ftp.login(‘username’,‘password’)
ftp.chdir(’/data/bnaindex’)
ftp.putbinaryfile(“indexfile”)
^^^^^^^^^
you want indexfile, not “indexfile”
end
end

Also, you are creating a new connection for every file. You want
something like:

require ‘net/ftp’
Net::FTP.open(‘mpc.bna.com’) do |ftp|
ftp.login(‘username’,‘password’)
ftp.chdir(’/data/bnaindex’)
Dir.glob("*.pdf").each { |file| ftp.putbinaryfile(file) }
end

– Daniel

Thanks. I’ll try this. The reason I was doing it for every file was
because, in my real, live file, I’m sending a notification e-mail for
each file sent, with the filename in the subject line. I suppose I could
still do that, after sending all the files en-masse. Just to a mail
“each” for each PDF.


#10

Apart from the fact the Leavengood (upthread) has probably spotted your
problem, try ethereal on Windows if you’re still having trouble. It’ll
at
least tell you if your problem is local.

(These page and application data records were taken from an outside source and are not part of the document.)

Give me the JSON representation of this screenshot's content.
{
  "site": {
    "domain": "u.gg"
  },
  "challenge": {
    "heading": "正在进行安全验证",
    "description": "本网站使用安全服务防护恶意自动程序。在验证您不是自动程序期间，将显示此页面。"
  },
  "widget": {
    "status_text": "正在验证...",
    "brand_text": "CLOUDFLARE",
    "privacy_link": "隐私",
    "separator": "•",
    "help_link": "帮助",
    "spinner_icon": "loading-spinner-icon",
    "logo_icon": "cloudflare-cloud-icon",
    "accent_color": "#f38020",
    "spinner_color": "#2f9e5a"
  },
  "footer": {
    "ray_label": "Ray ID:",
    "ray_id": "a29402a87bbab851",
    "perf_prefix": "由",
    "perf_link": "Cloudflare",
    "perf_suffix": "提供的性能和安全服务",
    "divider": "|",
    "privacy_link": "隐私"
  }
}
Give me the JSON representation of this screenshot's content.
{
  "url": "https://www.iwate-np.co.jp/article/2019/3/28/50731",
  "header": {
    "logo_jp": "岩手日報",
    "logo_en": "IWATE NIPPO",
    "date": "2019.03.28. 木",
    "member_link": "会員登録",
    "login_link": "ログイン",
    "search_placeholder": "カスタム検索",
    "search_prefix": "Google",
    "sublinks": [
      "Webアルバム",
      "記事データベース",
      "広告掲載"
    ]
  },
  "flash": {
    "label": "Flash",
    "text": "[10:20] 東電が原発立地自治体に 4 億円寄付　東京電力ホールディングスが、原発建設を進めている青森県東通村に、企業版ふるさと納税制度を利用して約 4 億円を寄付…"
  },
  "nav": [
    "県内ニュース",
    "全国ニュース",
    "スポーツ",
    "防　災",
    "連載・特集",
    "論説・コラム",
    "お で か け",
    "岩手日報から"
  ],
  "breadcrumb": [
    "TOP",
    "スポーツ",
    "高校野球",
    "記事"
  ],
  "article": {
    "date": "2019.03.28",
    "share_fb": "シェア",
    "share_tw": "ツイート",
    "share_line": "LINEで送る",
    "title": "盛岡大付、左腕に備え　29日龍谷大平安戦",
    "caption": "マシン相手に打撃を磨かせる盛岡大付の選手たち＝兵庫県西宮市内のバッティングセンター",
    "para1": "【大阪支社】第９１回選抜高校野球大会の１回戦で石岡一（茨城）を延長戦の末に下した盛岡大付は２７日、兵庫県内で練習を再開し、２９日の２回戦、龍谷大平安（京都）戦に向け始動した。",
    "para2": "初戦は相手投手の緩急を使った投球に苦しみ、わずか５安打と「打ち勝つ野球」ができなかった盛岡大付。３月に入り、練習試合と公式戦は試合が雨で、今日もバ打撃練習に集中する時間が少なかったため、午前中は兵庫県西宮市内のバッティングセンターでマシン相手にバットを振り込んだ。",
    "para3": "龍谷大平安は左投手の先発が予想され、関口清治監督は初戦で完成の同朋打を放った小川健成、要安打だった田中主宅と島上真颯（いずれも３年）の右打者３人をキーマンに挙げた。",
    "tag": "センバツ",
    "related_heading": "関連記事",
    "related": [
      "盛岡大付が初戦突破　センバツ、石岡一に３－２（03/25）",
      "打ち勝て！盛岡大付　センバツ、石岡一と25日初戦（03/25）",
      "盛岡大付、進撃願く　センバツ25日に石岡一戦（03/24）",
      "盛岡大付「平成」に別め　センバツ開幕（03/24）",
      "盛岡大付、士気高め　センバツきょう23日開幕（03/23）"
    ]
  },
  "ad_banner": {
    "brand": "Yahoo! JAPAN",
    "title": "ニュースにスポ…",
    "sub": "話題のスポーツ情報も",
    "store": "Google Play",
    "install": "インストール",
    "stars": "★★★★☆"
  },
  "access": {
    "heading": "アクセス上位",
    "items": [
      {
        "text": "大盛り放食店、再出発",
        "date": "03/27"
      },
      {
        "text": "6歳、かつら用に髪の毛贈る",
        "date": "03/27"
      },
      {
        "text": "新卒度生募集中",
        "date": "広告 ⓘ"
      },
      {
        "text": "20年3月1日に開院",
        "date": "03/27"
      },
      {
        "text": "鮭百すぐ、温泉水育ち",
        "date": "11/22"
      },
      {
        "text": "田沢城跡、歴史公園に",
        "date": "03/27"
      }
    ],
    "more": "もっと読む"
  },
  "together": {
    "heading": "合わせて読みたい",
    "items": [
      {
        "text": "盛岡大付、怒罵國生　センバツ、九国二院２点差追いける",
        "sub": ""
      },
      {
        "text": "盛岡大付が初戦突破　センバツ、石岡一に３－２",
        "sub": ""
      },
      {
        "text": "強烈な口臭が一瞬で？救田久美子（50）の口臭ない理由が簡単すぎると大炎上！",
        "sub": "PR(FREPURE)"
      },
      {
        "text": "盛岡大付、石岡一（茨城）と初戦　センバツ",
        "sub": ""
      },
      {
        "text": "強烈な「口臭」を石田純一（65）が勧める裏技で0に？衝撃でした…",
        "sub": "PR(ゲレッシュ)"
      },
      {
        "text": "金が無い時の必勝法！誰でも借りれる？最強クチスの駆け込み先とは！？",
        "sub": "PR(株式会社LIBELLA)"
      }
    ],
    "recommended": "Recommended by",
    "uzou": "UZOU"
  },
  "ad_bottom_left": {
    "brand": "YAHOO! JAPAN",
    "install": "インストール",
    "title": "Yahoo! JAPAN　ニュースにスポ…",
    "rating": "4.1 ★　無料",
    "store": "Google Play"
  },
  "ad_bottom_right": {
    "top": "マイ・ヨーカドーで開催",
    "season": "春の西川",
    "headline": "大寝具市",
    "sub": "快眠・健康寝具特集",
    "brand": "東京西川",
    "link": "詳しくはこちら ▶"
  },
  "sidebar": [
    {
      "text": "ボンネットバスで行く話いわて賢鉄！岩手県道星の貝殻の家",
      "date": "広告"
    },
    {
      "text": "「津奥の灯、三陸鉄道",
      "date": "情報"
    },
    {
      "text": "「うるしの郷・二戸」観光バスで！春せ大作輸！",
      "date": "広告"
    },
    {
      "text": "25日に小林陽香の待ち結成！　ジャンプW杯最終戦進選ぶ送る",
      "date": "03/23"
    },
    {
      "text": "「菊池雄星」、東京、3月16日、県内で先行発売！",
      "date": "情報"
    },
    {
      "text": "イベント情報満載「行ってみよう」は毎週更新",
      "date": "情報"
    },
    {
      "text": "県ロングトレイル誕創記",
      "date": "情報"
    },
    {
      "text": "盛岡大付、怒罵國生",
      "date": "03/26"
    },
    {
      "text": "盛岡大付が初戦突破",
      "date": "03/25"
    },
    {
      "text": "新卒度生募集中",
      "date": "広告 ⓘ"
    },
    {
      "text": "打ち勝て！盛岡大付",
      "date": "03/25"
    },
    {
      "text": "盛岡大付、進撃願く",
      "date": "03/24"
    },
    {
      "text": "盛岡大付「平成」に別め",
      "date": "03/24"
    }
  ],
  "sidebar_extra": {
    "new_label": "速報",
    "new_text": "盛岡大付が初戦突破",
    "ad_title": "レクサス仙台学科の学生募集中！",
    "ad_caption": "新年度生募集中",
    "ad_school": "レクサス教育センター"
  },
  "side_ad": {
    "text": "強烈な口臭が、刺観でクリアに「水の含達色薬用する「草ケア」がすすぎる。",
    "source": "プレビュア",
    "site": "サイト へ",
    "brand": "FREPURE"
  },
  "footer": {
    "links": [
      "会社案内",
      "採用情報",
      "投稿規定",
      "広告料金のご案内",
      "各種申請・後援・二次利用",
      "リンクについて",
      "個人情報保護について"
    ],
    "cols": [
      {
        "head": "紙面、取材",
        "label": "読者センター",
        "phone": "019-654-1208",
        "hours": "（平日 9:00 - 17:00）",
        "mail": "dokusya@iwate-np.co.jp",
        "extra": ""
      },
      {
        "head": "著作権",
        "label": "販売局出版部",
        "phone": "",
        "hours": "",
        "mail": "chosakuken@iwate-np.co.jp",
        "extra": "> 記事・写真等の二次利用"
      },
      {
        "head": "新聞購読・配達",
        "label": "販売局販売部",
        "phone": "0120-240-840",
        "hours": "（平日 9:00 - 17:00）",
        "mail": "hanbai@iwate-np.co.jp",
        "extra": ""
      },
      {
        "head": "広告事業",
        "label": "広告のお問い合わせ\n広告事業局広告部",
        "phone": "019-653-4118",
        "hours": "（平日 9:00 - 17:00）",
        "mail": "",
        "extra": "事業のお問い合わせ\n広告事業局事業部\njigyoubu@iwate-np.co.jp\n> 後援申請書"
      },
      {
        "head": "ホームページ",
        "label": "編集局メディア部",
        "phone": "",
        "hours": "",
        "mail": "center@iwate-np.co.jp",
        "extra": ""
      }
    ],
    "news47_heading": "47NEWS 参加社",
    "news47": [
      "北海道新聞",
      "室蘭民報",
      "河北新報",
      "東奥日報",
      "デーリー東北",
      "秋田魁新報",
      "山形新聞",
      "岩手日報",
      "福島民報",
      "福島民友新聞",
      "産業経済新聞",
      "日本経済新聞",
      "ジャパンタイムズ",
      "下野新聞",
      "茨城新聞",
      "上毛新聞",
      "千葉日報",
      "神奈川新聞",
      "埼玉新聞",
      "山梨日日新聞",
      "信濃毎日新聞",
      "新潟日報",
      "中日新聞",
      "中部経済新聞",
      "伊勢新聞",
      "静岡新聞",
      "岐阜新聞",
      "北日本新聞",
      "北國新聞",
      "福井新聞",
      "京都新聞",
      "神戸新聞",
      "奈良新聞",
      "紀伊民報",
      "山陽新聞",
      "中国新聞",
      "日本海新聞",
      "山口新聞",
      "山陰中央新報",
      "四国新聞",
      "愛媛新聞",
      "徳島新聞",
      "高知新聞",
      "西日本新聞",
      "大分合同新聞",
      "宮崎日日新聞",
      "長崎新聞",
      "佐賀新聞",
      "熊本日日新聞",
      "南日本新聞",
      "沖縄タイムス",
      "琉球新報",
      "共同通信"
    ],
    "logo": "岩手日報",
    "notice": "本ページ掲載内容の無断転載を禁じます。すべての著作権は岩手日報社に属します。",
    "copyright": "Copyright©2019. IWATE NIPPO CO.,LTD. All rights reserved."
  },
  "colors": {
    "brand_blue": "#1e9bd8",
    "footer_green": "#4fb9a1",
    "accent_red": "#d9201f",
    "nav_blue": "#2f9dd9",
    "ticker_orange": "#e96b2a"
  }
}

#11

On 5/4/06, Peter B. removed_email_address@domain.invalid wrote:

You mean, I shouldn’t have it in quotes, right? Or, should I use
(#{indexfile})? I have been told in the past to use that #{
nomenclature. Now I see why. Thank you!

The #{var} syntax is for embedding a variable in a string.

str = “Hello #{username}, welcome to the Bat Cave.”

if you’re not in a string, don’t use #{var}, the unadorned variable name
will give you the variable.

say_hello_to(username)

Cheers

;Daniel


#12

Francis C. wrote:

Apart from the fact the Leavengood (upthread) has probably spotted your
problem, try ethereal on Windows if you’re still having trouble. It’ll
at
least tell you if your problem is local.

I’ve googled it and I’ll download it. Thanks. But, I do know that many,
many files are going from my company to our printer, for printing, so, I
don’t think it’s a network issue. I just think that my RUBY is screwy.


#13

Daniel B. wrote:

On 5/4/06, Peter B. removed_email_address@domain.invalid wrote:

You mean, I shouldn’t have it in quotes, right? Or, should I use
(#{indexfile})? I have been told in the past to use that #{
nomenclature. Now I see why. Thank you!

The #{var} syntax is for embedding a variable in a string.

str = “Hello #{username}, welcome to the Bat Cave.”

if you’re not in a string, don’t use #{var}, the unadorned variable name
will give you the variable.

say_hello_to(username)

Cheers

;Daniel

Still now working. But, I appreciate very much your explanation of #{}.
It helps a lot.